Collage and illustration by Bruna Borges
[ID: A black and white collage with a man dancing down on the right, in the middle there is a woman dancing, on the left there are some women looking at them. In the back, there is an animated illustration in blue and yellow showing movement.]
I’m not from a dancing family! But some of the most iconic family memories have come through dance, particularly the Soul Train Line. Like the time Granny almost fell while doing her infamous “Twist.” or the time when my reluctant uncle who rarely attends family events, went into his Michael Jackson bag and to our delight gave us some thriller moves. Then there is the newest lil’ addition to our family who is cheered on and ushered down the line for simply walking. One cannot forget the family member that is known for their dancing filled with technique, choreographed moves and even rare dance moves brought out only to declare a dance off when another dancer has joined the line.
The Soul Train Line comes from the popular syndicated weekly show “Soul Train” that began in the 1970s and lasted thru the early 2000s. Soul Train featured Black musicians and most notably dancers that captivated audiences as they made their way down the Soul Train Line. What began as a way to end the show evolved into an essential part of Black cultural celebrations bringing people of all ages and abilities center stage. My family was no different and though we rarely broke out in dance, on cue someone would yell out “Let’s do the Soul Train Line.” Effortlessly the parallel lines were formed, the bravest went to the front and it naturally ended; something I thought innately everyone knew. But after countless failed attempts at social gatherings by someone trying to get the party started. I have come to realize the Do’s and Don’ts of the Soul Train Line in group settings need to be explained.
Get in formation and stay in it: Parallel lines are essential to a successful Soul Train Line! There should be enough space where someone is able to bust a move without busting someone in the head. This is not the Conga Line, wait until the person has reached the end of the line before you start. Unlike circle dances where someone is in the middle and onlookers and dancers alike fight to get to the center. The parallel lines allow everyone to see and be seen.
Move authentically: The Soul Train Line is your moment to shine; Do the dance you finally mastered in private. Feel the beat and work with what you got. I will never forget an event where a woman dropped it low and swung her cane in the air #toptier. Know thyself and determine your comfort level from the sidelines. If the idea of everyone looking at you while you’re dancing causes instant panic, it’s best to stay at the end of the line and high five people.

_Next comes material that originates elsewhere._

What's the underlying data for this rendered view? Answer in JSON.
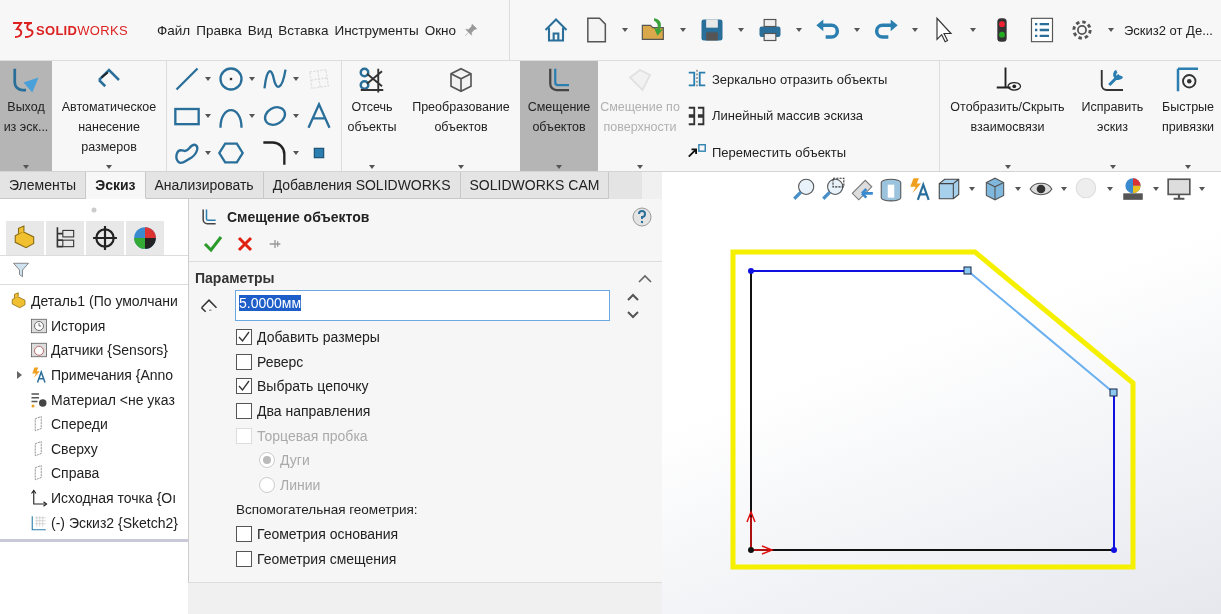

Do the most, it is expected: It is mandatory that you show out with old school moves and dances associated with the song playing. Then there are partner dances like “The Bump” or ” Kid and Play.” These dances can be tricky and require coordination and finesse. If done correctly you and your dancing partner will definitely wow the crowd.
Don’t skip the line: Now this is very important depending on how turnt up the group is, this might save your life. Whatever you do, don’t skip the line. Your turn will come, I promise. The only exception to this rule is if someone isn’t ready to go down the line and tells you to go in front of them.
Do not repeat dance moves: Unless you’re going to up the ante, don’t repeat moves someone else has done. The Soul Train Line is all about creativity, nostalgia, and originality. No one wants to see the same moves over and over. If you must repeat a move, put some stank on it, add razzle dazzle or something extra.
Keep it moving, literally: The Soul Train Line is a conveyor belt of movement and good times. Don’t stay in the same spot. The goal is to get everyone to the front and down the line. I have seen the epic fail of the Soul Train Line simply because people stopped moving. If you’re scared or changed your mind it’s okay to just step out of the line to keep the train moving.
If you find yourself in this, now rare, group dance, no excuses you know what to do!
This article appeared in the Spring 2023 issue of In Dance.